Dubai: Saudi Arabia’s Foreign Minister Prince Faisal bin Farhan and his Iranian counterpart Hossein Amirabdollahian met in Beijing on Thursday, marking the completion of a diplomatic agreement brokered by China last month aimed at normalising relations after years of tensions.
The countries will restore diplomatic relations within the two-month period stipulated in an agreement facilitated by China in March, a joint statement signed by the two countries on Thursday showed.
Iran’s foreign minister said that he and his Saudi counterpart have agreed to a joint agenda that includes economic cooperation and pursuing stability and development in the Middle East.
The two countries will continue coordination to examine ways to expand cooperation, including resuming flights and bilateral visits, in addition to facilitating visas for citizens, they said in the statement.
In a tweet, Amirabdollahian said the meeting in Beijing with his Saudi counterpart was “positive”, adding that “emphasis on stability, sustainable security and regional development” were among the issues agreed upon and “on the common agenda”.
Iran's state news agency, IRNA, released photos and videos showing Saudi and Iranian ministers shaking hands in front of cameras.
According to the Saudi media, the two foreign ministers held "an expanded meeting for the delegations of the two countries in which they discussed the implementation of the agreement on several levels."
Scenes were broadcast showing Chinese Foreign Minister Qin Gang mediating with his Iranian and Saudi counterparts, holding their hands and bringing them together.
Following the meeting, Iran's Foreign Ministry announced that the two foreign ministers focused on the "formal resumption of bilateral relations and executive steps to reopen the embassies and consulates of the two countries."
The Iran-Saudi agreement, announced on March 10, was brokered by China and aims to pave the way for the resumption of diplomatic relations. The meeting in Beijing is intended to "activate" the agreement, according to Saudi media.
It was the first formal meeting of senior diplomats from the two nations since 2016, when the kingdom broke ties with Iran after protesters invaded Saudi diplomatic posts there. Saudi Arabia had executed a prominent Shiite cleric with 46 others days earlier, triggering the demonstrations.

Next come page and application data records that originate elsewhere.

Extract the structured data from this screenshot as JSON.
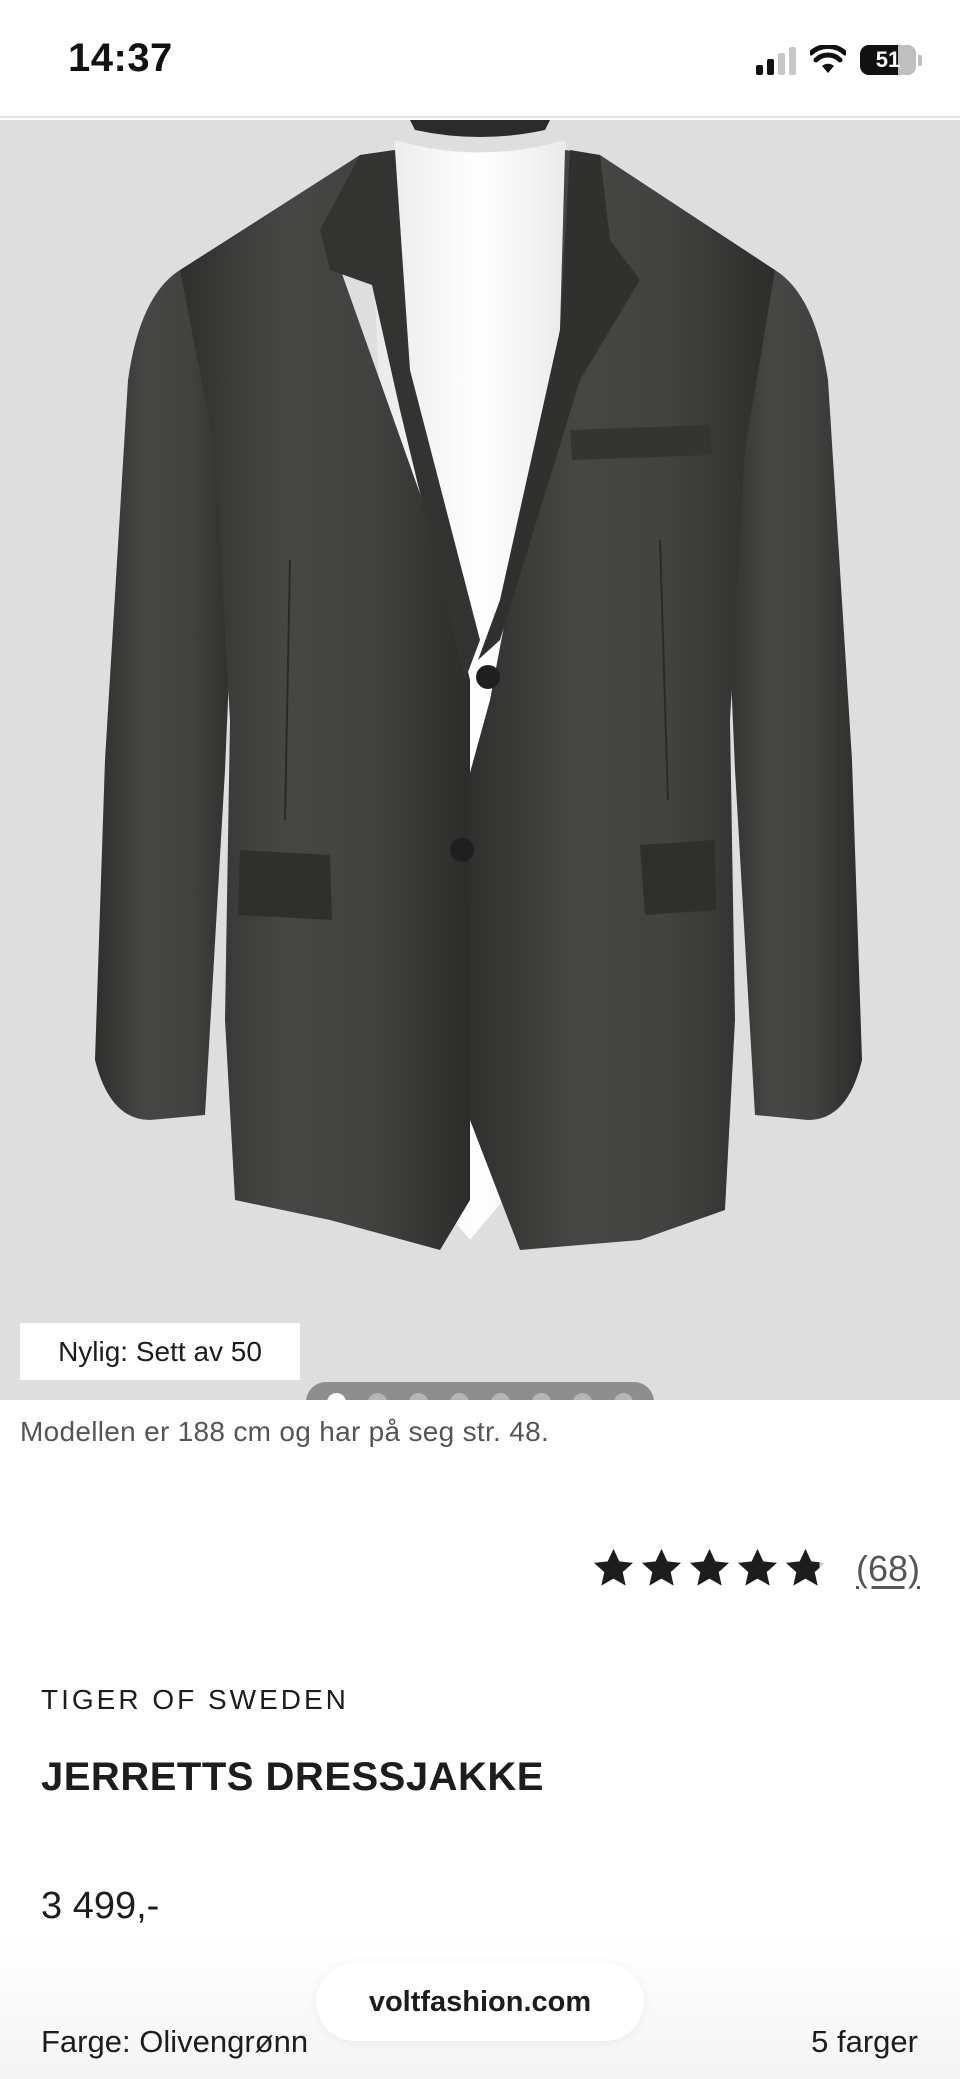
{
  "status_bar": {
    "time": "14:37",
    "battery_percent": "51",
    "icons": [
      "signal-icon",
      "wifi-icon",
      "battery-icon"
    ]
  },
  "gallery": {
    "image_subject": "jacket-photo",
    "slide_count": 8,
    "active_slide": 1,
    "recent_badge": "Nylig: Sett av 50"
  },
  "product": {
    "model_note": "Modellen er 188 cm og har på seg str. 48.",
    "rating_stars": 4.8,
    "review_count": "(68)",
    "brand": "TIGER OF SWEDEN",
    "title": "JERRETTS DRESSJAKKE",
    "price": "3 499,-",
    "color_label": "Farge: Olivengrønn",
    "color_count": "5 farger"
  },
  "browser": {
    "url": "voltfashion.com"
  },
  "colors": {
    "image_background": "#dedede",
    "jacket": "#3a3b39",
    "text": "#1d1d1f",
    "muted_text": "#555555"
  }
}
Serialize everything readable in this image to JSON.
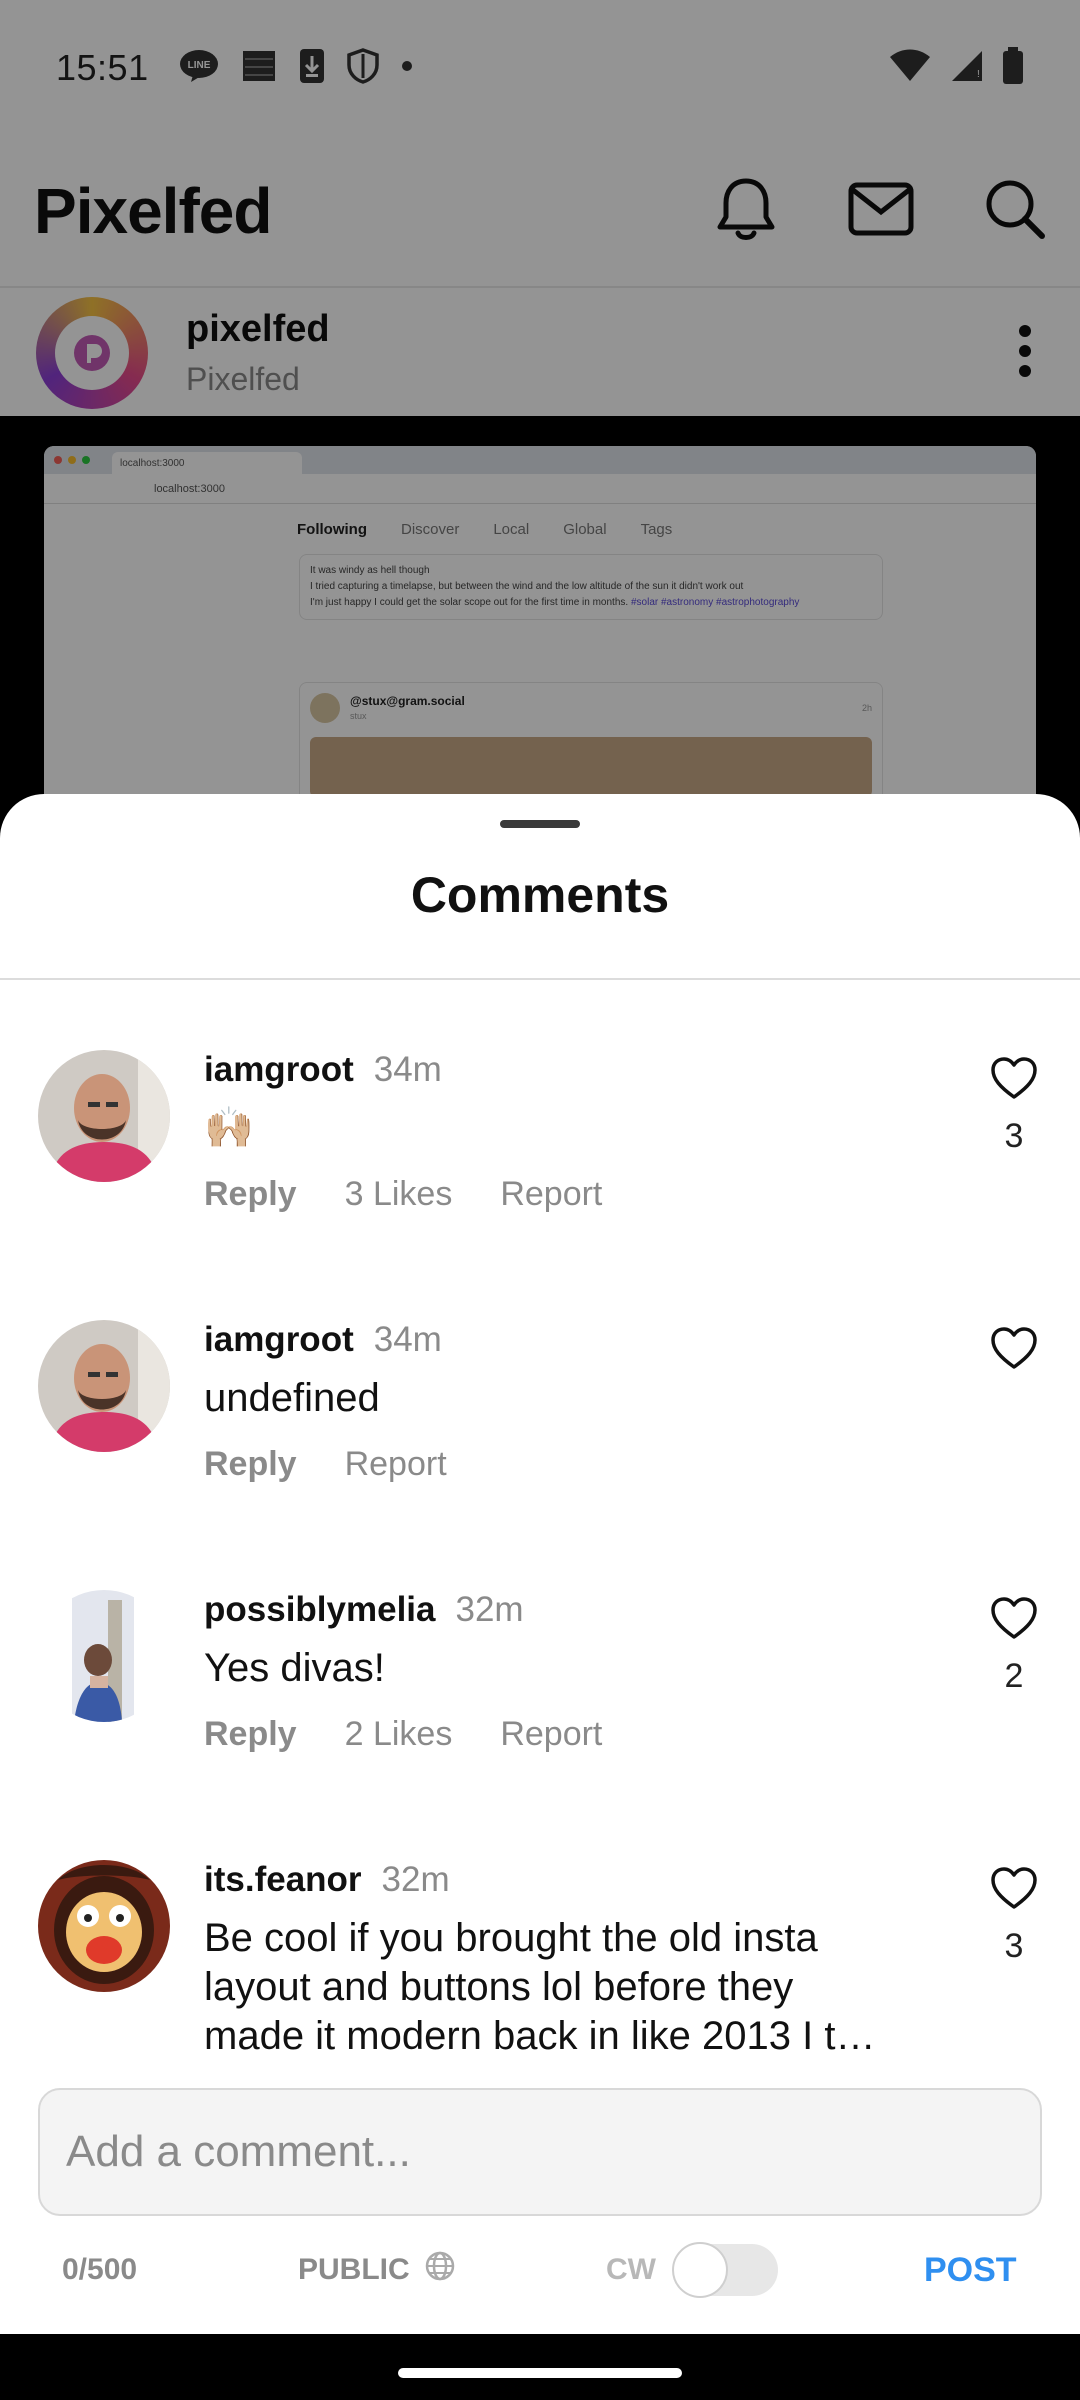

Challenge to US
Iran and Saudi Arabia support rival sides in in Yemen, where the Houthi militia are backed by Tehran and Riyadh leads a military coalition supporting the government.
Riyadh's traditional ally Washington welcomed the detente agreement, but said it remains to be seen whether the Iranians will "honour their side of the deal".
China's success in bringing Iran and Saudi Arabia together has challenged the United States' long standing role as the main outside power broker in the Middle East.
An expert told AFP that Beijing's role would likely increase confidence that any deal would stick. "Because China is a strong backer of Iran, Saudi should have more confidence in Iran's ability to comply with the agreement, an issue that has always been in doubt," said Joel Rubin, former US Deputy Assistant Secretary of State for Legislative Affairs.
Thursday's meeting "suggests that the process hasn't gone off track since the Beijing announcement last month", said Ali Vaez, Director of the International Crisis Group's Iran Project.
"But it's still early days to judge whether this is just a tactical detente or a way-station towards strategic rapprochement."
Officials from Iran and Saudi Arabia held several rounds of dialogue in Baghdad and Oman before they met in Beijing.
In 2016 a number of Gulf countries followed Riyadh's action in scaling back ties with Tehran, but they have led the way in restoring diplomatic relations.
Iran welcomed an Emirati ambassador last September, after a six-year absence, and on Wednesday named its own ambassador to the UAE, following a nearly eight-year hiatus.
Last year Iran said Kuwait had sent its first ambassador to Tehran since 2016.
Iran has also welcomed a potential rapprochement with Bahrain, a close Saudi ally, which in the past accused Iran of backing a Shiite-led uprising in the Sunni-ruled kingdom, an accusation Tehran denies.